“Compared to alternative investments like cash and bonds, the sharemarket is quite cheap,” he said.

US rate hike rallies global markets. Seven years to the day after lowering the rate to near zero, members of the policymaking Federal Open Market Committee edged it up 0.25 percentage points.

The increase led to a classic “sell the rumour, buy the fact” pattern in the share market.

Investors had long antedated the rate rise and had done all their precautionary selling beforehand.

Even before the Fed broke the news, the market had already started a rally which was only briefly interrupted by the announcement itself.

“Given the economic outlook, and recognising the time it takes for policy actions to affect future economic conditions, the committee decided to raise the target range for the federal funds rate 0.25 to 0.5 per cent,” the FOMC’s post-meeting statement said.

“The stance of monetary policy remains accommodative after this increase, thereby supporting further improvements in labour market conditions and a return to two per cent inflation.”

The median projection by the FOMC foresees that rate at about 1.4 per cent at the end of 2016, suggesting three or four more increases through next year.

In the final hour of trade, the Dow Jones industrial average was up 250.10 points, or 1.43 per cent, to 17,775.01, the S&P 500 gained 31.81 points, or 1.5 per cent, to 2,074.21 and the Nasdaq Composite added 79.37 points, or 1.59 per cent, to 5,074.41.

The biggest gainers were utilities and telecommunications stocks, which rose 2.4 per cent and 1.7 per cent, respectively.

The foreign exchange market reaction was anything but extreme.

Late Thursday morning, the US dollar had made some minor gains against the yen and the euro.

The bond market didn’t react much. The yield on the 10-year Treasury note rose slightly to 2.29 percent.

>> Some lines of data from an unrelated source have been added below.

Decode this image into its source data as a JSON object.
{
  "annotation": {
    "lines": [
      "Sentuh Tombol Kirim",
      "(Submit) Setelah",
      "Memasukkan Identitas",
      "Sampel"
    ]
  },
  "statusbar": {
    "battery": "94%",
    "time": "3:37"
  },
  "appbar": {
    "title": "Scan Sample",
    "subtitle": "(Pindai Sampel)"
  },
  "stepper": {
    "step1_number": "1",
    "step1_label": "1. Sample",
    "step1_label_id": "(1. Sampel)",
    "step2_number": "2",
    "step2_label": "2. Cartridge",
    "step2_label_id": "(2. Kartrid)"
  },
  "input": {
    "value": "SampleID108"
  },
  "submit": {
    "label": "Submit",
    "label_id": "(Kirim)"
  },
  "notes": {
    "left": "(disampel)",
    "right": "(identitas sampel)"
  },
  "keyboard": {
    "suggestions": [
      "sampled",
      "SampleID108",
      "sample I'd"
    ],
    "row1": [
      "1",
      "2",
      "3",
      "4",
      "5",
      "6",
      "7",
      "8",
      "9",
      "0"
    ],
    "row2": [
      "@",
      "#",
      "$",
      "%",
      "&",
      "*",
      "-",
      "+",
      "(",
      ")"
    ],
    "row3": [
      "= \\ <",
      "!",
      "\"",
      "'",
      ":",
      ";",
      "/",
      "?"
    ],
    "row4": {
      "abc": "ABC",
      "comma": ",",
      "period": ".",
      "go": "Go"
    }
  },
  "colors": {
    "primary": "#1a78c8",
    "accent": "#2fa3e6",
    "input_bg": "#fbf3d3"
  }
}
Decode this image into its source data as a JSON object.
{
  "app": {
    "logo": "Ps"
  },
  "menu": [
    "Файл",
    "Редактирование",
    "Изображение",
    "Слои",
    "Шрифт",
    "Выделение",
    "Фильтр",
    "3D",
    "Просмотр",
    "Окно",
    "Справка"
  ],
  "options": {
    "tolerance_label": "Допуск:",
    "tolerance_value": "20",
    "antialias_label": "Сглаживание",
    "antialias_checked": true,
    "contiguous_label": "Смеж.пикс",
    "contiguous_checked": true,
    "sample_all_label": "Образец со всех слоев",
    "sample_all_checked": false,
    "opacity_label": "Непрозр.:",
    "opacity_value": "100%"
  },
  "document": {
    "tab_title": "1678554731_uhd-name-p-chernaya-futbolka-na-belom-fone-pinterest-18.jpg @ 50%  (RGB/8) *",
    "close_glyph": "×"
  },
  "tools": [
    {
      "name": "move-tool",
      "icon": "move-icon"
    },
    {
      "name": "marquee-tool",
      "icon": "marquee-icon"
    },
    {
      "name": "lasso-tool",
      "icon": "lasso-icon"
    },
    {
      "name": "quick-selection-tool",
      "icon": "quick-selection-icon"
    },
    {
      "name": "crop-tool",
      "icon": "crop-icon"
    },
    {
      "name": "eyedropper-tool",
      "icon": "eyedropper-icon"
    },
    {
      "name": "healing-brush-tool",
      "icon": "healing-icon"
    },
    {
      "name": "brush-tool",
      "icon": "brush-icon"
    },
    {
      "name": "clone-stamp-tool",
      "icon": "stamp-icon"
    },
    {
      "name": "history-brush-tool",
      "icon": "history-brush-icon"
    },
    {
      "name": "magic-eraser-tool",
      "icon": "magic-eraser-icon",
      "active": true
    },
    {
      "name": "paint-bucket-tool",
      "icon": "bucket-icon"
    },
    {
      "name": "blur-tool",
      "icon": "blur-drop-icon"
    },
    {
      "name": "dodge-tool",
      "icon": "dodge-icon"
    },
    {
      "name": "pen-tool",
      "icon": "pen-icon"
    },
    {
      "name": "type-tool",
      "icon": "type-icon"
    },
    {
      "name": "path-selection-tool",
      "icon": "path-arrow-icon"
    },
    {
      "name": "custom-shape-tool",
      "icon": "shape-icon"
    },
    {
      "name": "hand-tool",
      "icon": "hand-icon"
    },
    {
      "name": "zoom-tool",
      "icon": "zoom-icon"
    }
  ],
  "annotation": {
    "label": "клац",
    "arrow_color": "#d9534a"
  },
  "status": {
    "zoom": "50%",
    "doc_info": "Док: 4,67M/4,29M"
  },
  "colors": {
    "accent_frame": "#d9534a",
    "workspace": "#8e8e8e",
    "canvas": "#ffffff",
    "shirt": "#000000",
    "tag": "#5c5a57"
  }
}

European shares rose today while Asian markets surged. The pan-European FTSEurofirst index ended up 0.3 per cent higher, while the Nikkei 225 index at the Tokyo Stock Exchange jumped 2.15 percent, or 409.67 points, to 19,459.58 in early deals, after surging 2.61 percent a day earlier.

China’s blue-chip CSI300 index rose 1.7 per cent, to 3,748.45 points by midday, while the Shanghai Composite Index gained 1.5 per cent, to 3,568.68 points.
The Hang Seng index added 1.0 per cent, to 21,906.35 points while the Hong Kong China Enterprises Index gained 1.8 per cent, to 9,712.30.

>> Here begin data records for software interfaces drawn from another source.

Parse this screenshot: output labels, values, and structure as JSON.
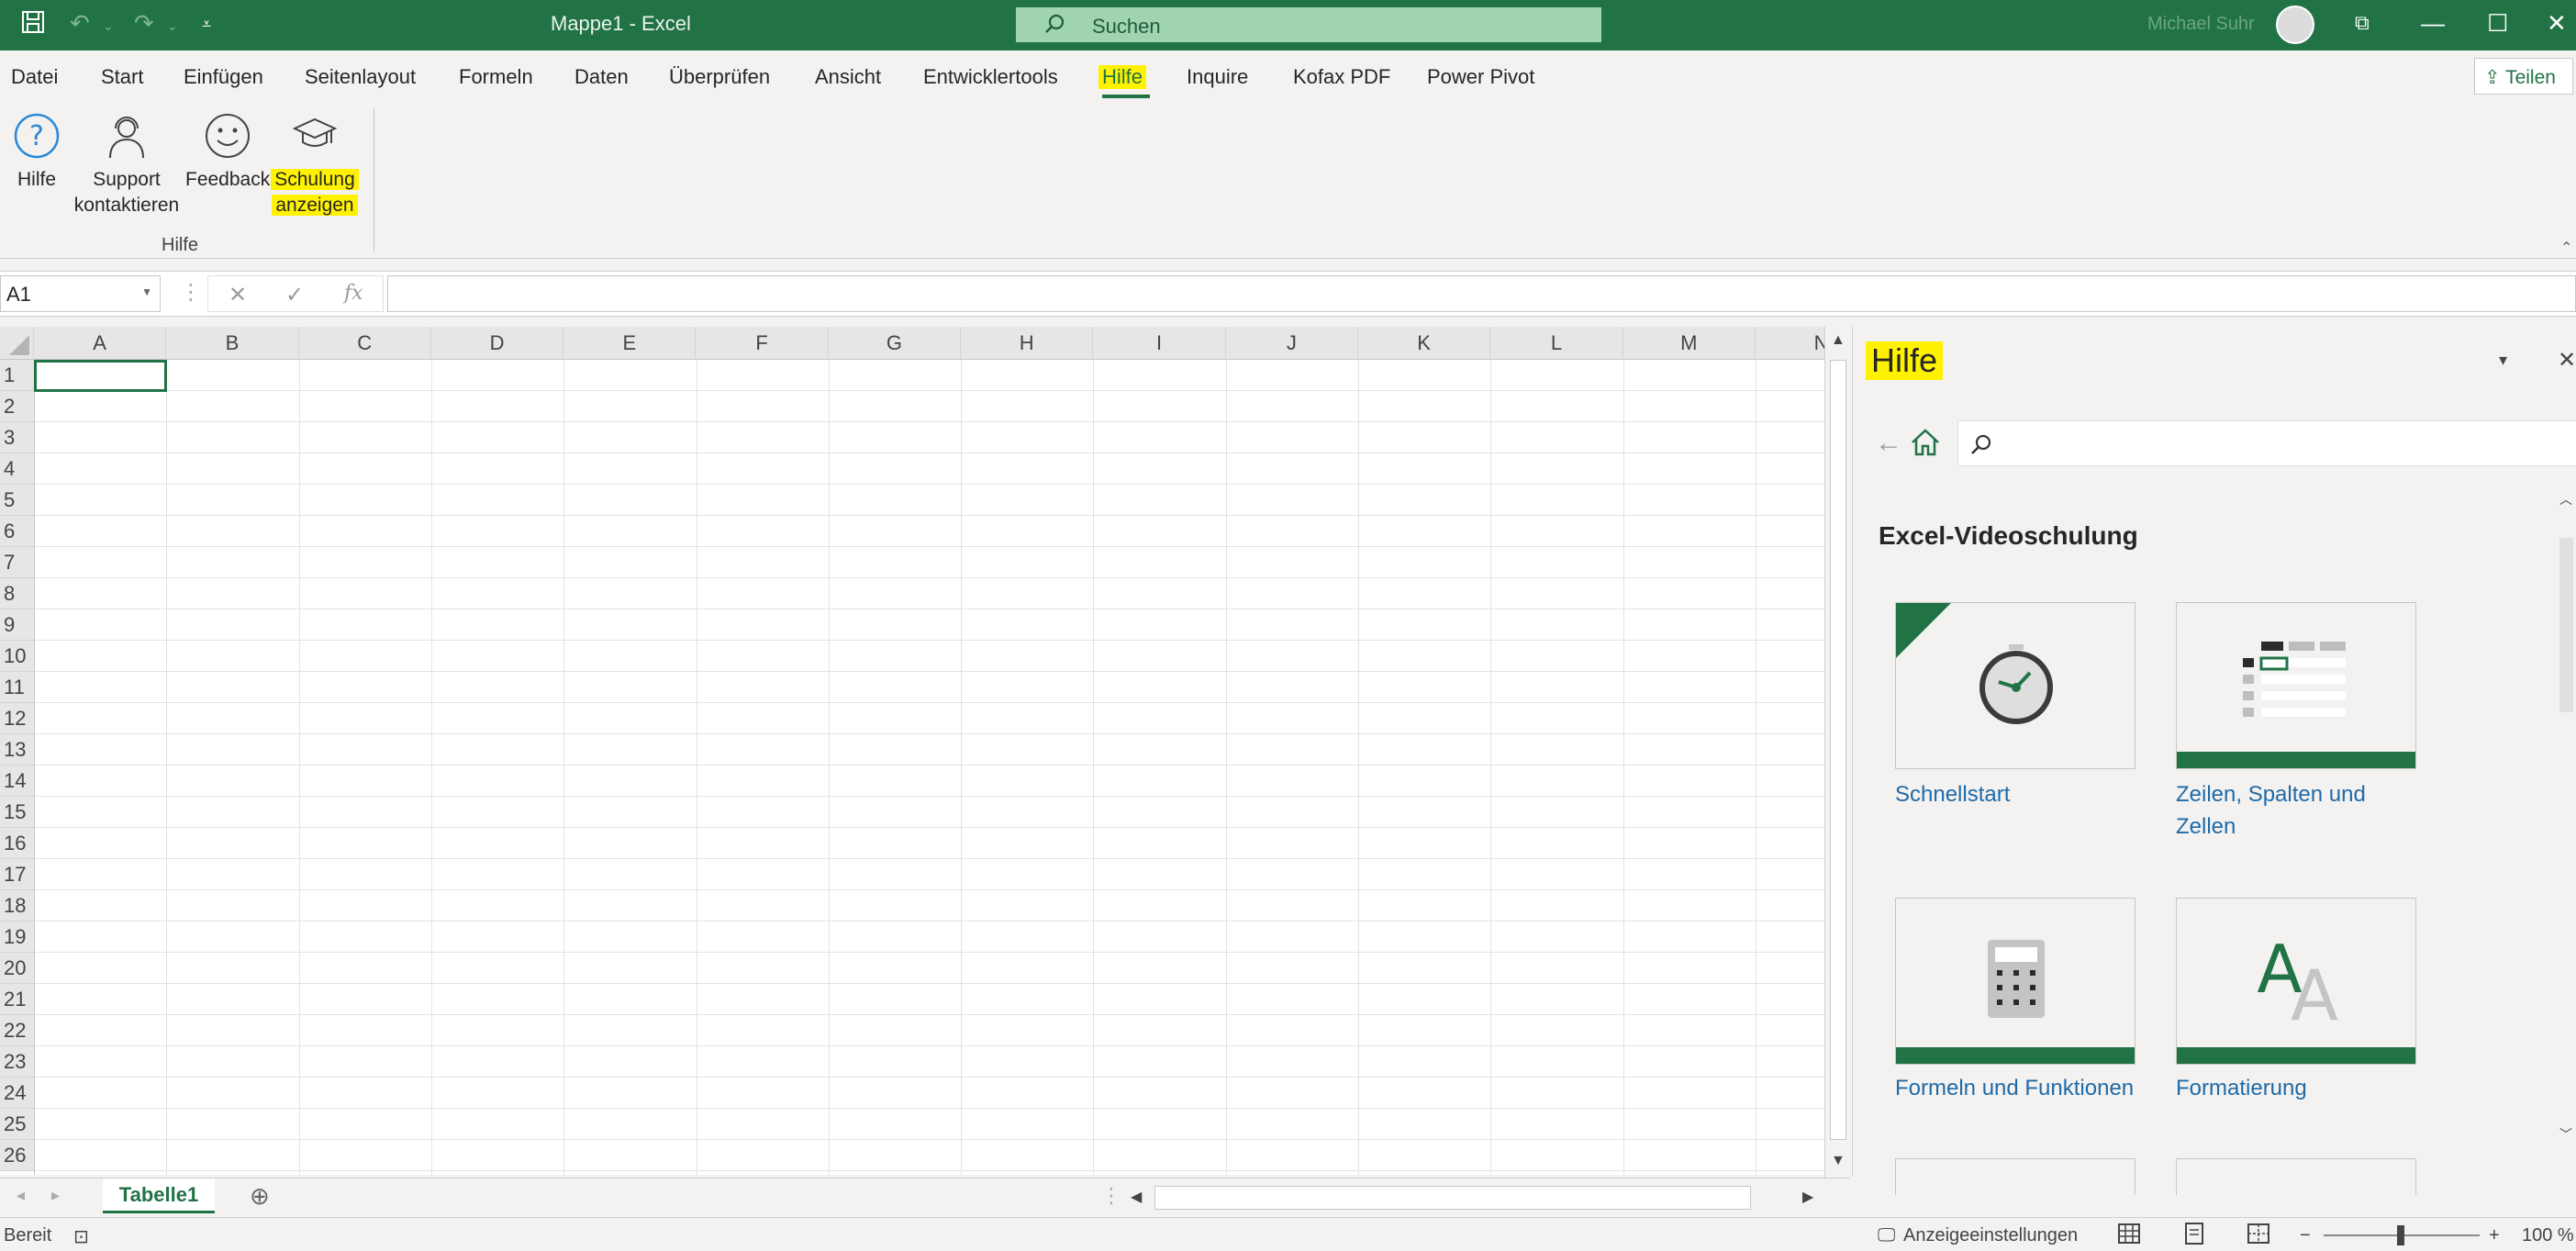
{
  "titlebar": {
    "document_title": "Mappe1  -  Excel",
    "search_placeholder": "Suchen",
    "user_name": "Michael Suhr"
  },
  "ribbon_tabs": [
    {
      "label": "Datei"
    },
    {
      "label": "Start"
    },
    {
      "label": "Einfügen"
    },
    {
      "label": "Seitenlayout"
    },
    {
      "label": "Formeln"
    },
    {
      "label": "Daten"
    },
    {
      "label": "Überprüfen"
    },
    {
      "label": "Ansicht"
    },
    {
      "label": "Entwicklertools"
    },
    {
      "label": "Hilfe"
    },
    {
      "label": "Inquire"
    },
    {
      "label": "Kofax PDF"
    },
    {
      "label": "Power Pivot"
    }
  ],
  "share_label": "Teilen",
  "ribbon": {
    "buttons": [
      {
        "line1": "Hilfe",
        "line2": ""
      },
      {
        "line1": "Support",
        "line2": "kontaktieren"
      },
      {
        "line1": "Feedback",
        "line2": ""
      },
      {
        "line1": "Schulung",
        "line2": "anzeigen"
      }
    ],
    "group_label": "Hilfe"
  },
  "formulabar": {
    "name_box": "A1",
    "fx_label": "fx",
    "formula": ""
  },
  "grid": {
    "columns": [
      "A",
      "B",
      "C",
      "D",
      "E",
      "F",
      "G",
      "H",
      "I",
      "J",
      "K",
      "L",
      "M",
      "N"
    ],
    "rows": [
      "1",
      "2",
      "3",
      "4",
      "5",
      "6",
      "7",
      "8",
      "9",
      "10",
      "11",
      "12",
      "13",
      "14",
      "15",
      "16",
      "17",
      "18",
      "19",
      "20",
      "21",
      "22",
      "23",
      "24",
      "25",
      "26"
    ]
  },
  "sheet_tab": "Tabelle1",
  "help_pane": {
    "title": "Hilfe",
    "search_placeholder": "",
    "heading": "Excel-Videoschulung",
    "tiles": [
      {
        "label": "Schnellstart"
      },
      {
        "label": "Zeilen, Spalten und Zellen"
      },
      {
        "label": "Formeln und Funktionen"
      },
      {
        "label": "Formatierung"
      }
    ]
  },
  "statusbar": {
    "status": "Bereit",
    "display_settings": "Anzeigeeinstellungen",
    "zoom": "100 %"
  },
  "colors": {
    "excel_green": "#217346",
    "highlight_yellow": "#fff200",
    "link_blue": "#1f6aa8"
  }
}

Five things you need to know about the US rate hike:

In a widely anticipated move, the US Federal Reserve raised its interest rate for the first time in almost a decade.
The federal funds rate rose a quarter of a percentage point to a range between 0.25 per cent and 0.5 per cent.
By comparison Australia’s cash rate is at record low two per cent.

In 2008, at the onset of the global financial crisis, the Fed slashed its interest rate to near zero from 3.5 per cent in an attempt to stimulate the economy.
After creating 5.5 million jobs in two years, the US economy is emerging from the “great” recession and is expected to grow in the year ahead.
That allows the Fed to raise its interest rate from emergency levels to more normal ones to help keep inflation under control.

It fell after the Fed’s announcement, bottoming out at 71.77 US cents, but then bounced above 72 US cents.
The Aussie has lost a third of its value in the past two years, mostly because of speculation the Fed would hike its rate.
AMP Capital chief economist Shane Oliver said the dollar’s muted reaction was because the Fed said any further increases would be gradual.
“With the Fed undertaking a dovish rate hike there is a risk that a further fall in the Australian dollar will be further delayed,” he said.

It surged because traders saw the decision to raise the US interest rate as a positive.
“The market is reacting well to the Fed’s decision, which reflects the strength in the US economy,” IG’s market analyst Angus Nicholson said.

Another cut looks less likely after two months of strong local jobs figures.
Dr Oliver said if the Fed’s rate hikes are gradual, then the RBA might need to cut again to help push
the Australian dollar lower to stimulate the economy.
But if the Fed becomes aggressive with its rate rises the Aussie could fall to around 60 US cents next year, making an RBA rate cut less likely.
The RBA last lifted rates in November 2010, while its most recent cut was in May this year.


Author: Network Writers, AAPNews Corp Australia Network